**Supplied data:**
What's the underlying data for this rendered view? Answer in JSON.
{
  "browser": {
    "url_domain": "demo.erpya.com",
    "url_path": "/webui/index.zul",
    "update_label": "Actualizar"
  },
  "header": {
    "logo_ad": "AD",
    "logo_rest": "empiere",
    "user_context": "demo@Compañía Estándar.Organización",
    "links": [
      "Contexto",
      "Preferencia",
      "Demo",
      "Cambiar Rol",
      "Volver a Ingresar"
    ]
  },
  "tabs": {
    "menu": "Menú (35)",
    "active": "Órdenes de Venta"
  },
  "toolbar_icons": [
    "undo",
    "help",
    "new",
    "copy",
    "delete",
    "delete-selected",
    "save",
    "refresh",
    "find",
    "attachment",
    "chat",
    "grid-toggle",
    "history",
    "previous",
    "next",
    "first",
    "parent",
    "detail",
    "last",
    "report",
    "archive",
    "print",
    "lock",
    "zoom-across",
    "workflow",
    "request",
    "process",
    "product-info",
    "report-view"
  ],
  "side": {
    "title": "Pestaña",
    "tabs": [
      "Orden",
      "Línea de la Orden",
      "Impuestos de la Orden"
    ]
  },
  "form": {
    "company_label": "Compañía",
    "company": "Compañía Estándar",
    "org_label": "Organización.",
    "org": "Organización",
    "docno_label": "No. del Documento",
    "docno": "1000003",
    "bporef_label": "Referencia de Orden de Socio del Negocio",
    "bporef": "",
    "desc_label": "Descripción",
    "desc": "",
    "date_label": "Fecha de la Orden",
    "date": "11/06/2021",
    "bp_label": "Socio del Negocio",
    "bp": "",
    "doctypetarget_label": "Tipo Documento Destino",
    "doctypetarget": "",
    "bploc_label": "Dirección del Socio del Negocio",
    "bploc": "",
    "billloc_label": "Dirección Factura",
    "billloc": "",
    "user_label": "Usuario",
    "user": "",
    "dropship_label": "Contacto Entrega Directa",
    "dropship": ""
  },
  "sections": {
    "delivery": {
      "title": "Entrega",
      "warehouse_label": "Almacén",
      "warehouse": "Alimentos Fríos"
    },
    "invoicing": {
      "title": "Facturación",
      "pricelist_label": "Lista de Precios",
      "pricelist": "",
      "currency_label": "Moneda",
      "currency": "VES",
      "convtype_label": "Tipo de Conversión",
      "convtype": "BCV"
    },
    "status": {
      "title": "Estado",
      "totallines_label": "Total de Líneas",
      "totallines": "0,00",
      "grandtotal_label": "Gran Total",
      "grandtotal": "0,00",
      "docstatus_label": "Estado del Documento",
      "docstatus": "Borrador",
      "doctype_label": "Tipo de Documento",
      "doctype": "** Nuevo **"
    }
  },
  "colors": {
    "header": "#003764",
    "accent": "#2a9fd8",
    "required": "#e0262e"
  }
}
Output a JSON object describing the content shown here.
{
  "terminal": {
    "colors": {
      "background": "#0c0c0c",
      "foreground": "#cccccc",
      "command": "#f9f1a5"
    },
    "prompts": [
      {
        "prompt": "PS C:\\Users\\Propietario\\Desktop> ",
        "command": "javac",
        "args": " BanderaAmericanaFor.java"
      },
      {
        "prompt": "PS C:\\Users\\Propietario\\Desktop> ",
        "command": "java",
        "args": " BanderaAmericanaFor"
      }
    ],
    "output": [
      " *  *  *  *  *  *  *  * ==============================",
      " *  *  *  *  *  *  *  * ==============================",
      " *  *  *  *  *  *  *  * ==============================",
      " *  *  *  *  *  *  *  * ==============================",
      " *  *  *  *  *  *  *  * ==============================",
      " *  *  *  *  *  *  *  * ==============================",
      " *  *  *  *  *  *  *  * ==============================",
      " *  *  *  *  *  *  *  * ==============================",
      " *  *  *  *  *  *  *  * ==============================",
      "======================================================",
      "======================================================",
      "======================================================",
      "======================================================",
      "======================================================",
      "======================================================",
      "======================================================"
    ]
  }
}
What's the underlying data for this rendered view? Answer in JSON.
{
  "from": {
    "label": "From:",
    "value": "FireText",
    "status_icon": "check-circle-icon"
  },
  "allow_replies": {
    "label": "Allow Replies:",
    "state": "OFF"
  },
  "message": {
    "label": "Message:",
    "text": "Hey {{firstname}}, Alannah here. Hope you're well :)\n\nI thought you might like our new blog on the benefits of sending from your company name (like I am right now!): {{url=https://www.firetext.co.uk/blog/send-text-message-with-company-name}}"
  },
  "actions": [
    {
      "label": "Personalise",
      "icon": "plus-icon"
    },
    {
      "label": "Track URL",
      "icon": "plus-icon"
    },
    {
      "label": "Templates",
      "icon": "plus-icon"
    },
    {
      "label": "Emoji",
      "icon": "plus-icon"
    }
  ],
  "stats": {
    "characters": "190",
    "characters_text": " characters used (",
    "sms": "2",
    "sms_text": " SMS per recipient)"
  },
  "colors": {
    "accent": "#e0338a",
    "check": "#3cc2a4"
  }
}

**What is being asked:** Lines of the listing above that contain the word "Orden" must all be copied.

**Finished task:**
      "Orden",
      "Línea de la Orden",
      "Impuestos de la Orden"
    "bporef_label": "Referencia de Orden de Socio del Negocio",
    "date_label": "Fecha de la Orden",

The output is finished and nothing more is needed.